In Emerging Europe, Turkey’s central bank cut its benchmark one-week repo rate by 100bp, to 9.75%. With the coronavirus outbreak in Turkey starting to escalate and containment measures elsewhere likely to hit the economy hard we expect another 100bp of rate cuts, probably before the next scheduled meeting in late-April. Beyond that, however, the scope for further monetary support will be limited by weakness of the lira. Meanwhile, the National Bank of Poland became the latest central bank in Central Europe to respond to the coronavirus outbreak by cutting interest rates by 50bp, to 1.00%. We think that the central bank will prefer to adopt more targeted measures to provide liquidity and coordinate with the government to support the economy.
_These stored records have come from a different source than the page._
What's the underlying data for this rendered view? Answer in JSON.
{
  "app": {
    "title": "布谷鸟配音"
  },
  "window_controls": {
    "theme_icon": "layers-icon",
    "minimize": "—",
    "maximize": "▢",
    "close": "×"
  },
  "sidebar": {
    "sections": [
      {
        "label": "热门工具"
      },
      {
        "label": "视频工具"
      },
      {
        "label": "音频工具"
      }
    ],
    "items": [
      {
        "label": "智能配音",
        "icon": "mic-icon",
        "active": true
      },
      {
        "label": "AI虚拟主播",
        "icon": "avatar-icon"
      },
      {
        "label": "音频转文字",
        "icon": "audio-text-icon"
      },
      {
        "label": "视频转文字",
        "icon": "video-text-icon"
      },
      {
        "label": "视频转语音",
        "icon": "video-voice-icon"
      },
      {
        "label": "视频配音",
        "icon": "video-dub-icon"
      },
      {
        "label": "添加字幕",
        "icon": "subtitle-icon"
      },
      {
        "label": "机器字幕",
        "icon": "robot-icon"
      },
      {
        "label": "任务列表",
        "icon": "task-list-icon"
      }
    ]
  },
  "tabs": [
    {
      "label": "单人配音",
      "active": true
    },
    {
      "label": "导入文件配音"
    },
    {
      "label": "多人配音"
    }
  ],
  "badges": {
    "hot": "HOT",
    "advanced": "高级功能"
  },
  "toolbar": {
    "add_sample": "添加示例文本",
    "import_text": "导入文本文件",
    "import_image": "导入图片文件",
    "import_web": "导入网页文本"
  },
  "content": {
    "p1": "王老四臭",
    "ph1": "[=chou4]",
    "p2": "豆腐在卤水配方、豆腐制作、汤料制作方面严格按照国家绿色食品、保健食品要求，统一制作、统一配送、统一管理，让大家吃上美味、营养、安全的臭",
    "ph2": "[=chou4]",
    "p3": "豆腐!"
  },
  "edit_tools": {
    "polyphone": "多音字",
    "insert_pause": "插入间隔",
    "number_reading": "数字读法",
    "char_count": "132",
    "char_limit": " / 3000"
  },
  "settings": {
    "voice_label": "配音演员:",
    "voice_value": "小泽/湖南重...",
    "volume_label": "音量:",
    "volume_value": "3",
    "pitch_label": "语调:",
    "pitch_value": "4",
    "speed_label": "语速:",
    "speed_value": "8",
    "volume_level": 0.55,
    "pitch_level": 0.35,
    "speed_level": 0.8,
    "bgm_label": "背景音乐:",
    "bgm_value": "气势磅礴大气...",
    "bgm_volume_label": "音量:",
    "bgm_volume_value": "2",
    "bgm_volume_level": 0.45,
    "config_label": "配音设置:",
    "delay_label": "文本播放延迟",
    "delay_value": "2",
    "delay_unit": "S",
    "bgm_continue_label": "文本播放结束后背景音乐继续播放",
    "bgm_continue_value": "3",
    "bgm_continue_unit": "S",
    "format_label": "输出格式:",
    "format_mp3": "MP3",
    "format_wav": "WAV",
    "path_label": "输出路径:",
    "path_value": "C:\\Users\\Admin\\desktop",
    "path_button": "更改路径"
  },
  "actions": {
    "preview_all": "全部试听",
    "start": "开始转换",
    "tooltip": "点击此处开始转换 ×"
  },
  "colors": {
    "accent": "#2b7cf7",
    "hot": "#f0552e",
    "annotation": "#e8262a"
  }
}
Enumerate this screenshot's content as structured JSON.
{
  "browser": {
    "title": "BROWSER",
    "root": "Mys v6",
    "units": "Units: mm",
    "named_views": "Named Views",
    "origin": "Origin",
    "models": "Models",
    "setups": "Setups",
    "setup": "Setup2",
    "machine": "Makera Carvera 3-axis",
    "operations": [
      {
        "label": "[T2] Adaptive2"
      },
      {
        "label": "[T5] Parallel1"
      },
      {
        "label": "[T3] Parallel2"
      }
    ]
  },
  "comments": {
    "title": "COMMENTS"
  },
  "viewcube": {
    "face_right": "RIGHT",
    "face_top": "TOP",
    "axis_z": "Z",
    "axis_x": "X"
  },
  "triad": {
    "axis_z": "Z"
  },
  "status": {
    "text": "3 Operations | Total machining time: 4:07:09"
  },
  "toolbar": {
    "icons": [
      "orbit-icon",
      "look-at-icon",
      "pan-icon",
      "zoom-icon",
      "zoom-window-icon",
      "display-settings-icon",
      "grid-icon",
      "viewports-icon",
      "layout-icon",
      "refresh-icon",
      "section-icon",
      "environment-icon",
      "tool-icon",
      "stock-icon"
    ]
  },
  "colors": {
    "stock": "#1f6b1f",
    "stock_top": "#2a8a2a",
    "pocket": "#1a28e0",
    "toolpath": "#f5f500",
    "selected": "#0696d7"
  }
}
But if economic disruption intensifies, further interest rate cuts are likely.

In Latin America, we think that although Brazil’s central bank is clearly concerned about the recent fall in the real, it will still cut its policy rate by 25bp, to 4.00%.

In the Middle East and North Africa, Egypt’s central bank cut its overnight deposit rate by 300bp, from 12.25% to 9.25%, and we expect it to lower its policy rate further in the coming months. The central bank of Morocco also cut its policy rate (from 2.25% to 2.00%) due to concerns about the economic hit from the coronavirus outbreak and the intensifying drought in the country.

In Sub-Saharan Africa, we expect inflation in South Africa to have remained stable at 4.5% y/y in February. We think that the central bank will lower its benchmark rate later this week in an effort to boost the ailing economy. (Gareth Leather, Jason Tuvey, William Jackson, James Swanston & Virág Fórizs)

Published at 16.33 GMT 17th March 2020.

Editor: John Higgins (+44 20 7811 3912)

Enquiries: William Ellis (+44 20 7808 4068)